Enhancing the In-Store Experience
Fashion brands and retailers have integrated AR technology into the in-store experience, which is a clever move. Approximately 61% of consumers favor stores that offer AR experiences, and 40% of consumers would pay more for a brand’s product if they have the chance to experience it through AR.
AR mirrors and software programs are revolutionizing fitting room experiences in physical retail stores. For example, Modern Mirror founder Nicole Reader developed Avant-Garde Fitting Systems (AFS) that uses a series of cameras to scan consumers’ bodies and help them virtually try on clothes in the physical store. The AFS cameras take hundreds of images that capture the person's shape and size within 1.5 milliseconds. Once captured, customers have access to their profiles for in-store and online purchases. Mirrors and scanners streamline the try-on process, allow retail associates to allocate more time to engaging with customers, and decrease returns. According to Reader’s research, "the biggest issue was getting them into the fitting room," she explained, saying she felt "it was diminishing even if it was a luxury experience” (Robinson, 2021). Reader also found that “40 percent of consumers are buying multiples of items because they don't know the size, fit or how it will look on them” (Robinson, 2021).
How are specific brands using AR mirrors?
Ralph Lauren installed virtual mirrors in stores’ fitting rooms that detect which items the consumer brought into the fitting room. The mirrors display other sizes available and colors of the items as well as recommendations for similar items. The mirrors also display a “call an associate” button to connect customers with employees. The different features like light settings and language options also tailor the experience to the customer. According to the company, the mirrors have an engagement rate of 90 percent.

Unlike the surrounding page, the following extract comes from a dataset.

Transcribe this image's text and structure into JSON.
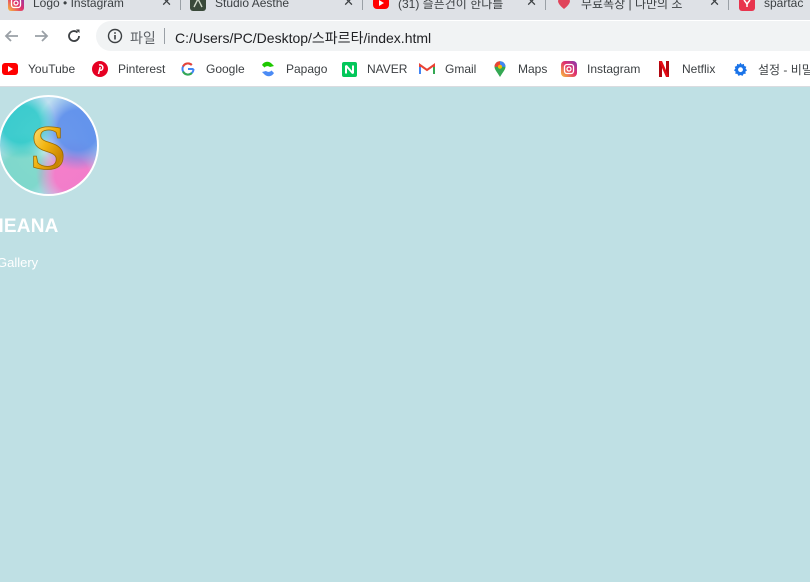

Timberland used Kinect technology, a type of motion sensor that uses the same technology as a mid-range 3D scanner, to develop a virtual fitting room, but the brand did not stop there. They transformed the fitting room into one of the main window displays as a strategic move to drive more foot traffic. The screen would show a virtual version of you when you stand in front of it. You can choose items to try on without entering the store.